Raw data
= Beginning of Section =

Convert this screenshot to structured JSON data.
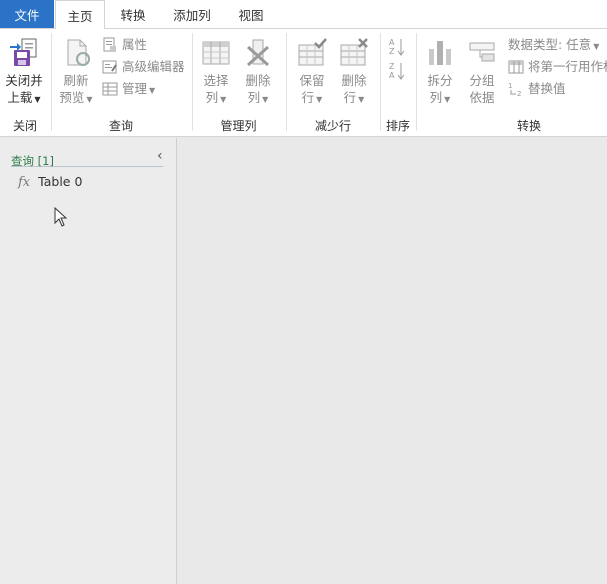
{
  "tabs": {
    "file": "文件",
    "home": "主页",
    "transform": "转换",
    "add_column": "添加列",
    "view": "视图"
  },
  "groups": {
    "close": "关闭",
    "query": "查询",
    "manage_columns": "管理列",
    "reduce_rows": "减少行",
    "sort": "排序",
    "transform": "转换"
  },
  "buttons": {
    "close_load_line1": "关闭并",
    "close_load_line2": "上载",
    "refresh_line1": "刷新",
    "refresh_line2": "预览",
    "properties": "属性",
    "advanced_editor": "高级编辑器",
    "manage": "管理",
    "choose_cols_line1": "选择",
    "choose_cols_line2": "列",
    "remove_cols_line1": "删除",
    "remove_cols_line2": "列",
    "keep_rows_line1": "保留",
    "keep_rows_line2": "行",
    "remove_rows_line1": "删除",
    "remove_rows_line2": "行",
    "split_col_line1": "拆分",
    "split_col_line2": "列",
    "group_by_line1": "分组",
    "group_by_line2": "依据",
    "data_type": "数据类型: 任意",
    "first_row_header": "将第一行用作标",
    "replace_values": "替换值"
  },
  "queries_pane": {
    "title": "查询 [1]",
    "items": [
      {
        "name": "Table 0"
      }
    ]
  },
  "colors": {
    "file_tab": "#2b73c7",
    "query_title": "#2e7d4a",
    "disabled_text": "#8a8a8a"
  }
}
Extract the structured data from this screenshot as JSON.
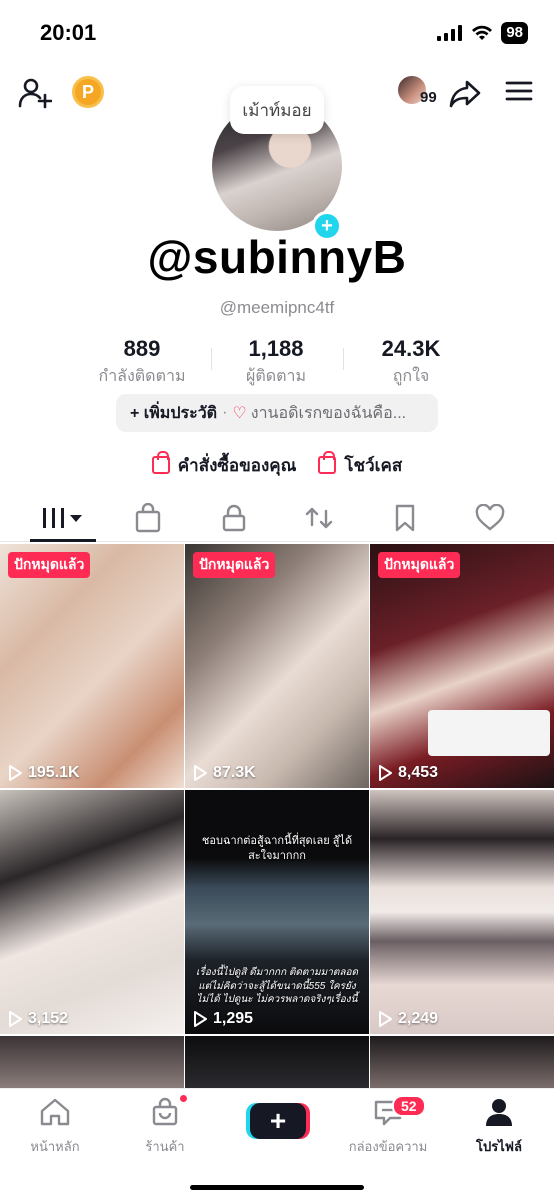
{
  "status_bar": {
    "time": "20:01",
    "battery": "98"
  },
  "header": {
    "viewer_count": "99",
    "coin_letter": "P"
  },
  "profile": {
    "bubble_text": "เม้าท์มอย",
    "username": "@subinnyB",
    "handle": "@meemipnc4tf",
    "stats": [
      {
        "value": "889",
        "label": "กำลังติดตาม"
      },
      {
        "value": "1,188",
        "label": "ผู้ติดตาม"
      },
      {
        "value": "24.3K",
        "label": "ถูกใจ"
      }
    ],
    "bio_add": "+ เพิ่มประวัติ",
    "bio_separator": "·",
    "bio_text": "งานอดิเรกของฉันคือ...",
    "links": {
      "orders": "คำสั่งซื้อของคุณ",
      "showcase": "โชว์เคส"
    }
  },
  "tabs": [
    "videos-icon",
    "shop-icon",
    "private-icon",
    "repost-icon",
    "favorites-icon",
    "liked-icon"
  ],
  "videos": [
    {
      "pinned": "ปักหมุดแล้ว",
      "views": "195.1K",
      "caption": ""
    },
    {
      "pinned": "ปักหมุดแล้ว",
      "views": "87.3K",
      "caption": ""
    },
    {
      "pinned": "ปักหมุดแล้ว",
      "views": "8,453",
      "caption": ""
    },
    {
      "pinned": "",
      "views": "3,152",
      "caption": ""
    },
    {
      "pinned": "",
      "views": "1,295",
      "caption_top": "ชอบฉากต่อสู้ฉากนี้ที่สุดเลย สู้ได้สะใจมากกก",
      "caption": "เรื่องนี้ไปดูสิ ดีมากกก ติดตามมาตลอด แต่ไม่คิดว่าจะสู้ได้ขนาดนี้555 ใครยังไม่ได้ ไปดูนะ ไม่ควรพลาดจริงๆเรื่องนี้"
    },
    {
      "pinned": "",
      "views": "2,249",
      "caption": ""
    }
  ],
  "bottom_nav": {
    "home": "หน้าหลัก",
    "shop": "ร้านค้า",
    "inbox": "กล่องข้อความ",
    "inbox_badge": "52",
    "profile": "โปรไฟล์"
  },
  "colors": {
    "accent": "#fe2c55",
    "cyan": "#20d5ec",
    "text": "#161823",
    "muted": "#8a8b91"
  }
}
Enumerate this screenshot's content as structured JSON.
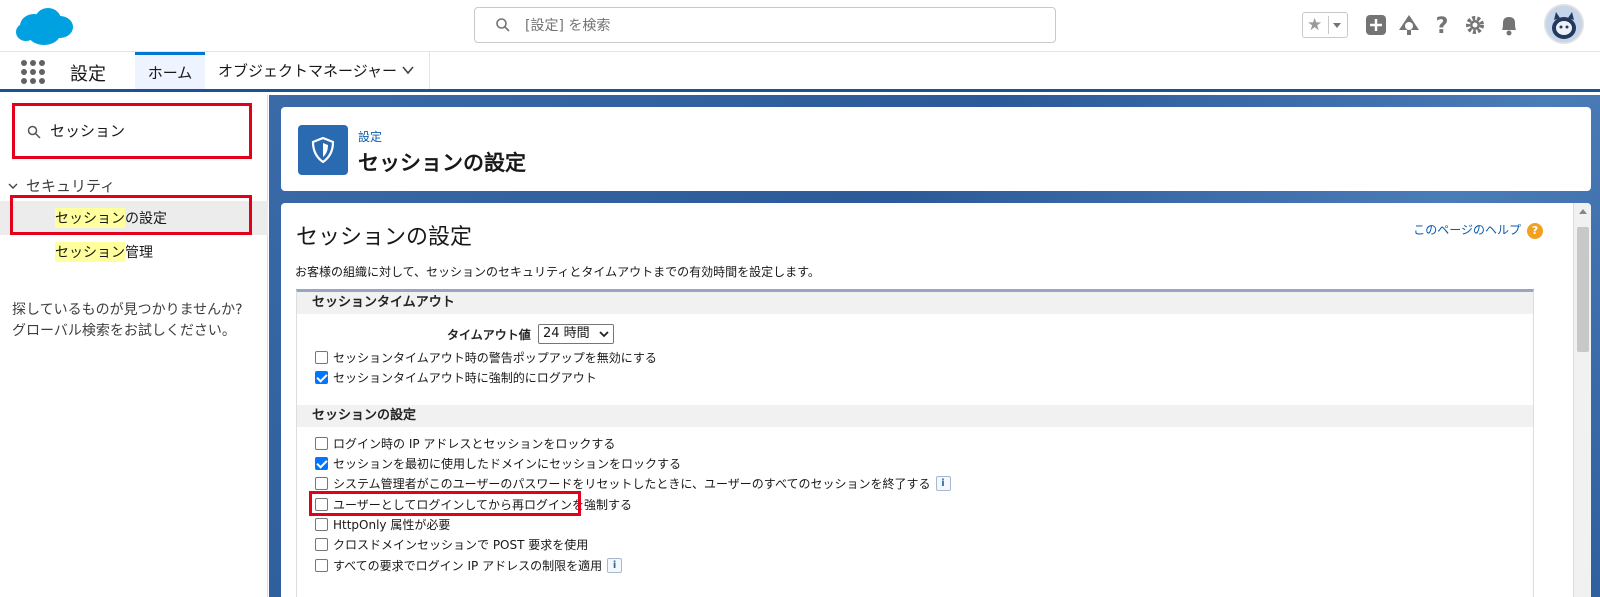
{
  "header": {
    "search_placeholder": "[設定] を検索",
    "icons": [
      "salesforce-logo",
      "favorites-star-icon",
      "favorites-dropdown-icon",
      "add-icon",
      "trailhead-icon",
      "help-icon",
      "gear-icon",
      "bell-icon",
      "avatar"
    ]
  },
  "navbar": {
    "app_name": "設定",
    "tabs": [
      {
        "label": "ホーム",
        "active": true
      },
      {
        "label": "オブジェクトマネージャー",
        "active": false
      }
    ]
  },
  "sidebar": {
    "quickfind_value": "セッション",
    "section": "セキュリティ",
    "items": [
      {
        "highlight": "セッション",
        "rest": "の設定",
        "selected": true
      },
      {
        "highlight": "セッション",
        "rest": "管理",
        "selected": false
      }
    ],
    "not_found_line1": "探しているものが見つかりませんか?",
    "not_found_line2": "グローバル検索をお試しください。"
  },
  "page_header": {
    "breadcrumb": "設定",
    "title": "セッションの設定"
  },
  "content": {
    "title": "セッションの設定",
    "help_link": "このページのヘルプ",
    "help_icon": "?",
    "description": "お客様の組織に対して、セッションのセキュリティとタイムアウトまでの有効時間を設定します。",
    "timeout_section": {
      "heading": "セッションタイムアウト",
      "timeout_label": "タイムアウト値",
      "timeout_value": "24 時間",
      "options": [
        {
          "label": "セッションタイムアウト時の警告ポップアップを無効にする",
          "checked": false
        },
        {
          "label": "セッションタイムアウト時に強制的にログアウト",
          "checked": true
        }
      ]
    },
    "session_section": {
      "heading": "セッションの設定",
      "options": [
        {
          "label": "ログイン時の IP アドレスとセッションをロックする",
          "checked": false,
          "info": false
        },
        {
          "label": "セッションを最初に使用したドメインにセッションをロックする",
          "checked": true,
          "info": false
        },
        {
          "label": "システム管理者がこのユーザーのパスワードをリセットしたときに、ユーザーのすべてのセッションを終了する",
          "checked": false,
          "info": true
        },
        {
          "label": "ユーザーとしてログインしてから再ログインを強制する",
          "checked": false,
          "info": false,
          "highlighted": true
        },
        {
          "label": "HttpOnly 属性が必要",
          "checked": false,
          "info": false
        },
        {
          "label": "クロスドメインセッションで POST 要求を使用",
          "checked": false,
          "info": false
        },
        {
          "label": "すべての要求でログイン IP アドレスの制限を適用",
          "checked": false,
          "info": true
        }
      ]
    },
    "info_glyph": "i"
  },
  "colors": {
    "accent": "#0176d3",
    "annotation_red": "#e3001b",
    "highlight_yellow": "#ffff9e",
    "page_blue": "#2c5a99"
  }
}
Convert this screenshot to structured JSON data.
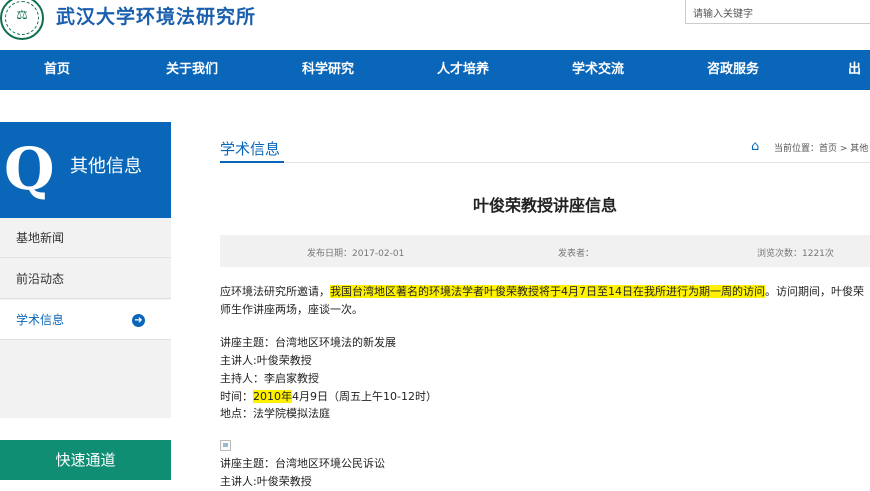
{
  "header": {
    "site_title": "武汉大学环境法研究所",
    "search_placeholder": "请输入关键字",
    "logo_icon": "university-seal-icon"
  },
  "nav": {
    "items": [
      "首页",
      "关于我们",
      "科学研究",
      "人才培养",
      "学术交流",
      "咨政服务",
      "出版"
    ]
  },
  "sidebar": {
    "head_letter": "Q",
    "title": "其他信息",
    "items": [
      {
        "label": "基地新闻",
        "active": false
      },
      {
        "label": "前沿动态",
        "active": false
      },
      {
        "label": "学术信息",
        "active": true
      }
    ],
    "quick_title": "快速通道"
  },
  "main": {
    "section_title": "学术信息",
    "breadcrumb": "当前位置：首页 > 其他",
    "article_title": "叶俊荣教授讲座信息",
    "meta": {
      "date": "发布日期：2017-02-01",
      "author": "发表者：",
      "views": "浏览次数：1221次"
    },
    "intro_a": "应环境法研究所邀请，",
    "intro_b": "我国台湾地区著名的环境法学者叶俊荣教授将于4月7日至14日在我所进行为期一周的访问",
    "intro_c": "。访问期间，叶俊荣",
    "intro_line2": "师生作讲座两场，座谈一次。",
    "lecture1": {
      "topic": "讲座主题：台湾地区环境法的新发展",
      "speaker": "主讲人:叶俊荣教授",
      "host": "主持人：李启家教授",
      "time_prefix": "时间：",
      "time_year": "2010年",
      "time_rest": "4月9日（周五上午10-12时）",
      "place": "地点：法学院模拟法庭"
    },
    "lecture2": {
      "topic": "讲座主题：台湾地区环境公民诉讼",
      "speaker": "主讲人:叶俊荣教授"
    }
  },
  "colors": {
    "brand_blue": "#0a66b8",
    "quick_green": "#0f8e74",
    "highlight": "#fff200"
  }
}
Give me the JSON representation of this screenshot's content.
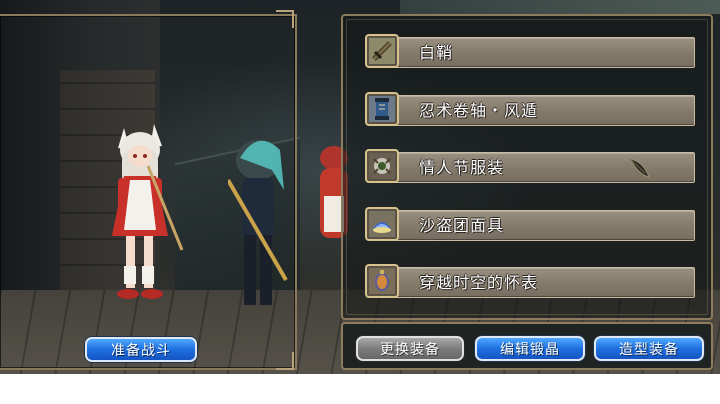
{
  "equipment": {
    "items": [
      {
        "label": "白鞘",
        "icon": "sword-icon"
      },
      {
        "label": "忍术卷轴・风遁",
        "icon": "scroll-icon"
      },
      {
        "label": "情人节服装",
        "icon": "costume-icon"
      },
      {
        "label": "沙盗团面具",
        "icon": "mask-icon"
      },
      {
        "label": "穿越时空的怀表",
        "icon": "pocket-watch-icon"
      }
    ]
  },
  "buttons": {
    "prepare_battle": "准备战斗",
    "change_equipment": "更换装备",
    "edit_forging_crystal": "编辑锻晶",
    "styling_equipment": "造型装备"
  },
  "colors": {
    "button_blue": "#1f6fe0",
    "button_gray": "#7d7d7d",
    "frame_gold": "#8d7c5c",
    "slot_bar": "#857b6b"
  }
}
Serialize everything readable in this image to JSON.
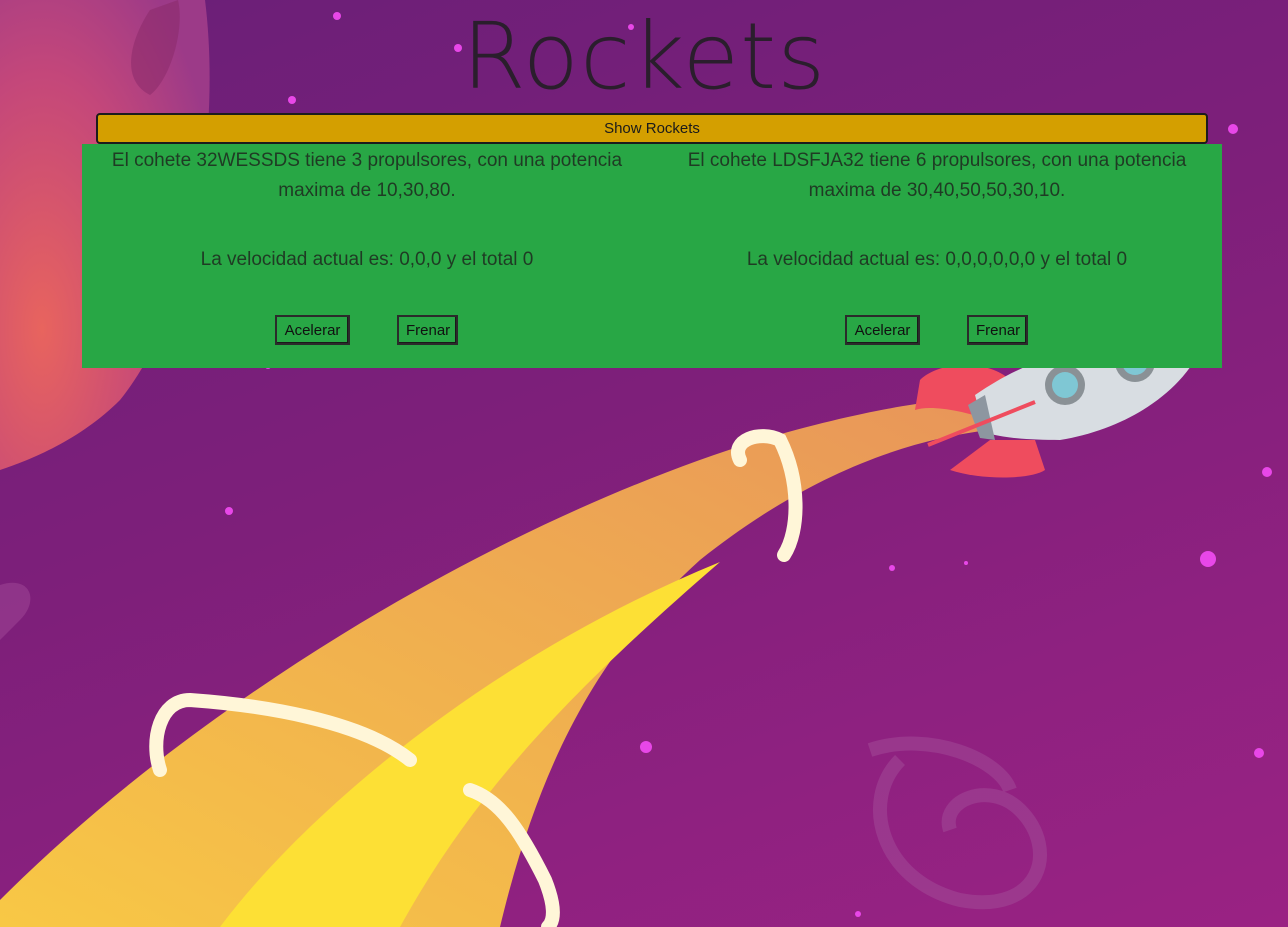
{
  "header": {
    "title": "Rockets"
  },
  "toolbar": {
    "show_label": "Show Rockets"
  },
  "rockets": [
    {
      "description": "El cohete 32WESSDS tiene 3 propulsores, con una potencia maxima de 10,30,80.",
      "speed": "La velocidad actual es: 0,0,0 y el total 0",
      "accelerate_label": "Acelerar",
      "brake_label": "Frenar"
    },
    {
      "description": "El cohete LDSFJA32 tiene 6 propulsores, con una potencia maxima de 30,40,50,50,30,10.",
      "speed": "La velocidad actual es: 0,0,0,0,0,0 y el total 0",
      "accelerate_label": "Acelerar",
      "brake_label": "Frenar"
    }
  ],
  "colors": {
    "background": "#7e1f7a",
    "show_button": "#d49f00",
    "panel": "#28a745",
    "flame": "#f0b347",
    "rocket_fin": "#ef4c5e"
  }
}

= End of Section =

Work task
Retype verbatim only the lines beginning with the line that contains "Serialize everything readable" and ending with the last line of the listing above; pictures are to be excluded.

Result
Serialize everything readable in this image to JSON.
{
  "header": {
    "title": "Rockets"
  },
  "toolbar": {
    "show_label": "Show Rockets"
  },
  "rockets": [
    {
      "description": "El cohete 32WESSDS tiene 3 propulsores, con una potencia maxima de 10,30,80.",
      "speed": "La velocidad actual es: 0,0,0 y el total 0",
      "accelerate_label": "Acelerar",
      "brake_label": "Frenar"
    },
    {
      "description": "El cohete LDSFJA32 tiene 6 propulsores, con una potencia maxima de 30,40,50,50,30,10.",
      "speed": "La velocidad actual es: 0,0,0,0,0,0 y el total 0",
      "accelerate_label": "Acelerar",
      "brake_label": "Frenar"
    }
  ],
  "colors": {
    "background": "#7e1f7a",
    "show_button": "#d49f00",
    "panel": "#28a745",
    "flame": "#f0b347",
    "rocket_fin": "#ef4c5e"
  }
}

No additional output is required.